One of the major highlights of this machine is its screen. This 14.5-inch display crams in 2,560 x 1,600 pixels, making it 2.5K resolution. It’s touch capable, though I still haven’t found much use for touch on a laptop. Interesting is the 90-Hz refresh rate, which isn’t quite enough to make hardcore gamers happy (if that’s you, the Slim Pro 7 X is the machine you want, with its 144-Hz refresh rate), but it makes everything else quite smooth. The screen has a 16:10 ratio, giving you a little more height than the more common 16:9. It doesn’t sound like much, but I find it helpful when browsing the web. It also makes the preview panel in video editors a bit larger.
Speaking of editing video, I did, and the Slim Pro 7 handled it quite well. I used both Blender on Windows and Kdenlive on Linux. I had to enable GPU support in Kdenlive before I saw much performance boost, but in the end I was able to render out 5 minutes of 5.2K footprint in just over 12 minutes. For reference, my Lenovo X14 with an 6000 series AMD Ryzen 7 takes over 30 minutes to render the same footage. The main difference? The dedicated graphics card.
You don’t need to edit video to appreciate the performance here, but if you aren’t editing video or doing other GPU-intensive tasks this might be a bit of overkill for your needs. At the same time, the slower screen refresh rate means this isn’t the best option for mobile gaming, though it would no doubt serve the casual gamer playing Stardew Valley.
Good Ports, Bad Camera

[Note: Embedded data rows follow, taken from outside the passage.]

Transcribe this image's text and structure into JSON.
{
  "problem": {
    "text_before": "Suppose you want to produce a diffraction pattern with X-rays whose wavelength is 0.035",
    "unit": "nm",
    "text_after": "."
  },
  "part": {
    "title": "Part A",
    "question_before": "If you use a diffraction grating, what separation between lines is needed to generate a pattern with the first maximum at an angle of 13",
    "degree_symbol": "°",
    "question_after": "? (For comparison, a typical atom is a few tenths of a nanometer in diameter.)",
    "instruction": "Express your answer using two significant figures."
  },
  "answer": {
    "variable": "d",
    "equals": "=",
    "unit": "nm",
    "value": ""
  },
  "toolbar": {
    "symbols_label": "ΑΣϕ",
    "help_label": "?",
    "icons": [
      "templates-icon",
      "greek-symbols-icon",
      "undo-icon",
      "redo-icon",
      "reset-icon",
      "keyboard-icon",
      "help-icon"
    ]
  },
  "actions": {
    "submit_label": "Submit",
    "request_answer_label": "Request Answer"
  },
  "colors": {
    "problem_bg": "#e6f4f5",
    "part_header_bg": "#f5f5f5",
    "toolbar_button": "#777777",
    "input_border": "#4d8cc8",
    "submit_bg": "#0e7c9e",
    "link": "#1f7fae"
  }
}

Good video performance like this often means poor battery life, but that’s not the case here. Lenovo has packed in a 73-watt-hour battery that manages to get about seven hours of battery life in real-world use. That number will come down the more time you spend editing video, but it’s still very impressive for a laptop with these specs. Suffice it to say that for casual use you can just about eke out a day’s work, but if you’re headed to the coffee shop to edit video, bring the charger. I should also note that the charger, while rather large for a laptop charger these days, does indeed juice up the battery very quickly. Lenovo says you can get three hours of battery life off a 15-minute charge, a claim that held up in my testing.